You have just pinpointed why I'm afraid to speak French in Paris.
... And of course I just couldn't tell them: "Man, your French is unintelligible, I can't understand anything you say. Let's stick to English" ;-D
(To be fair, my English isn't all that intelligible either; but I couldn't possibly answer a question I didn't understand anyway, so it was still the better option)
Fair enough! I guess it's up to the foreigner to say, "no, really, let's stick to French, be patient, I'm trying to learn." I have to do that here in Germany all the time.
Unknown --- that's very interesting, since I don't remember a single occasion after living in France for 2.5 years now that a native French speaker has not understood our "broken" French. But I do remember zillions of occasions when we have not understood them, and that is when they switch to English in frustration.
Hope you didn't take me wrong. I was referring to tourists who picked up a few sentences from a phrasebook or have vague memories of middle school French, not to people who can actually speak French (as I imagine you did after living in France for over 2 years). Plus, I do have difficulties understanding people with strong accents (which is why I try not to take it personally when people don't understand my English).
As a French person, I guess it's also related to the fact that in Paris a lot of people can speak English. In the countryside, they can't this much. :)

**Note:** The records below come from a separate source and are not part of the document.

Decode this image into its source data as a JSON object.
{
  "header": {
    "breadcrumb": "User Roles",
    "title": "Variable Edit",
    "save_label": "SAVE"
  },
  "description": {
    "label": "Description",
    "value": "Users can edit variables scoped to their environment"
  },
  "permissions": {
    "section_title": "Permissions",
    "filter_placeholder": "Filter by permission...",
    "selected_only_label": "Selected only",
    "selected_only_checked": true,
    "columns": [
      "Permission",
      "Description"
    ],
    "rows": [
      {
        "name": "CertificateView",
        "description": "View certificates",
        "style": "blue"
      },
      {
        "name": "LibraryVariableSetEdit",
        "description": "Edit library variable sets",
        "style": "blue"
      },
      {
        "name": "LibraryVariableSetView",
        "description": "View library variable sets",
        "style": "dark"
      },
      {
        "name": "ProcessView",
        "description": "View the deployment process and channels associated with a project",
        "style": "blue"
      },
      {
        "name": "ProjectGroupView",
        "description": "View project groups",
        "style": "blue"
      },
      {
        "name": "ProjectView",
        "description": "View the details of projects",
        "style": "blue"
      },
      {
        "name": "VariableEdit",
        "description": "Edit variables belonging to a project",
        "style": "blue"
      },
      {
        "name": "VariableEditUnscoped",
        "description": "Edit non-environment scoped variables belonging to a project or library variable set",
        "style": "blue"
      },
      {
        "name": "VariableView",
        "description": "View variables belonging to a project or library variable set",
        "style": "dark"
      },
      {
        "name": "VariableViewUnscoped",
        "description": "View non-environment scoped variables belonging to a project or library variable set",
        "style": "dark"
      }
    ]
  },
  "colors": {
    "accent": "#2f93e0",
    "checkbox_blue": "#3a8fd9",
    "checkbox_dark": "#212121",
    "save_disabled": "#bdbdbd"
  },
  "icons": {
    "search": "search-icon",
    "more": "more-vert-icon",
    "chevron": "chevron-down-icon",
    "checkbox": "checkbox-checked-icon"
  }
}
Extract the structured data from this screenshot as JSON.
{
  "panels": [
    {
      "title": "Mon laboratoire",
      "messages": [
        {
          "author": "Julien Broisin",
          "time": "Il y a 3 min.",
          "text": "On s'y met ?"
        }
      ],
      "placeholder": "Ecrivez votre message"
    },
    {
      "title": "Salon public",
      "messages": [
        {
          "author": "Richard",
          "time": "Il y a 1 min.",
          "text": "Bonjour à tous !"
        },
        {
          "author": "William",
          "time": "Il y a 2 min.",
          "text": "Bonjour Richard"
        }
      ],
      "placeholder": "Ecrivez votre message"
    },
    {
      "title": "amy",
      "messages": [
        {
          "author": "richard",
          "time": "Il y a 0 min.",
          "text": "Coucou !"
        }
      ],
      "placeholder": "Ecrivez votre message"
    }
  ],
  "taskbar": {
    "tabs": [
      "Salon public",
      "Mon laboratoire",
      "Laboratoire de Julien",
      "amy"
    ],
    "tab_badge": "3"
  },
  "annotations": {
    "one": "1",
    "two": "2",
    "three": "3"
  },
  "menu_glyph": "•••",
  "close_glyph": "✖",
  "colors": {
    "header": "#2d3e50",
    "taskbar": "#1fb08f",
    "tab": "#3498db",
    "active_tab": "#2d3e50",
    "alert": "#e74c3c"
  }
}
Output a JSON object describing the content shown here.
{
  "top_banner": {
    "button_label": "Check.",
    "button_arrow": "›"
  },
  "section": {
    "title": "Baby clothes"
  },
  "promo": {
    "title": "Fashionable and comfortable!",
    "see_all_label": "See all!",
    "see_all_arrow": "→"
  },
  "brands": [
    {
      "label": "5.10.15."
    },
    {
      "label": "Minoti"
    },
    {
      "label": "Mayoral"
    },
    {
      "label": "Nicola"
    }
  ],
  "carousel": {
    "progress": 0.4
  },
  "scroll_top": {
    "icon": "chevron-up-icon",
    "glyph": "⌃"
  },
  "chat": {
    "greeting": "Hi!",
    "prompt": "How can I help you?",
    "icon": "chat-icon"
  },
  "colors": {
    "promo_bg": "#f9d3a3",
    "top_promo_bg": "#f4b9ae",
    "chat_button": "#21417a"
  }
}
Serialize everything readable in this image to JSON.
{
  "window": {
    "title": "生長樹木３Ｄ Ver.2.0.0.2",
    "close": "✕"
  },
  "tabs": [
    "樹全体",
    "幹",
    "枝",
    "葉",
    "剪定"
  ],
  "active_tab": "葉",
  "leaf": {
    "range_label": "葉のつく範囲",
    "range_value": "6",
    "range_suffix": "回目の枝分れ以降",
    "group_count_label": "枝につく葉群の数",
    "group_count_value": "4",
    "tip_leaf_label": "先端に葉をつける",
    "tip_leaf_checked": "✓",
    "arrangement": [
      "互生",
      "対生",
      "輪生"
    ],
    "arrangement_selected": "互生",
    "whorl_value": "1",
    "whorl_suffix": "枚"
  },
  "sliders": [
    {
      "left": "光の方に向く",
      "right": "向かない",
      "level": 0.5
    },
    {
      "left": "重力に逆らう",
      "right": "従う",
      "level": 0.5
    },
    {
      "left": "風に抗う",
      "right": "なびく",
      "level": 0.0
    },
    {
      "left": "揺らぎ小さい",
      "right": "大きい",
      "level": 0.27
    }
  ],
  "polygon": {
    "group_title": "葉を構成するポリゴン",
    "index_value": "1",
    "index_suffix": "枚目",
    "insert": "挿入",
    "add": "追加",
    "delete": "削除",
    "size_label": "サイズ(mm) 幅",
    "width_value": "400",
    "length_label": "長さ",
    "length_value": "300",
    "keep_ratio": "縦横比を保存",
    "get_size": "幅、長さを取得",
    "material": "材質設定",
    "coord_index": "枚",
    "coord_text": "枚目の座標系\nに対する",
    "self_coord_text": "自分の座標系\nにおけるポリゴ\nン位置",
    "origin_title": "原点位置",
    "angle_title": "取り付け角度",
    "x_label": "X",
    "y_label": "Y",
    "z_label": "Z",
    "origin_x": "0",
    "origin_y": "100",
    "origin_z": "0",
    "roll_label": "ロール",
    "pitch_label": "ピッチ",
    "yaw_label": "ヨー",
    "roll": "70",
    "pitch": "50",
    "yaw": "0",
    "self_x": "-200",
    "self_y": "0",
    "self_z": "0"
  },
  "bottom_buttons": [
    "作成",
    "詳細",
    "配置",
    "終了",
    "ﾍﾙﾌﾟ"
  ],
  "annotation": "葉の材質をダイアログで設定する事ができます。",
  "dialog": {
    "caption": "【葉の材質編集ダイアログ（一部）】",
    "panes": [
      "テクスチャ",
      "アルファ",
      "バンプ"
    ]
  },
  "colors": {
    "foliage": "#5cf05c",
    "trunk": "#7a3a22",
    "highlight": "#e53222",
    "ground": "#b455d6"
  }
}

I can make myself understood (though never as well as I'd like). But when I was in Montreal, I became convinced that Canadian French was beyond me.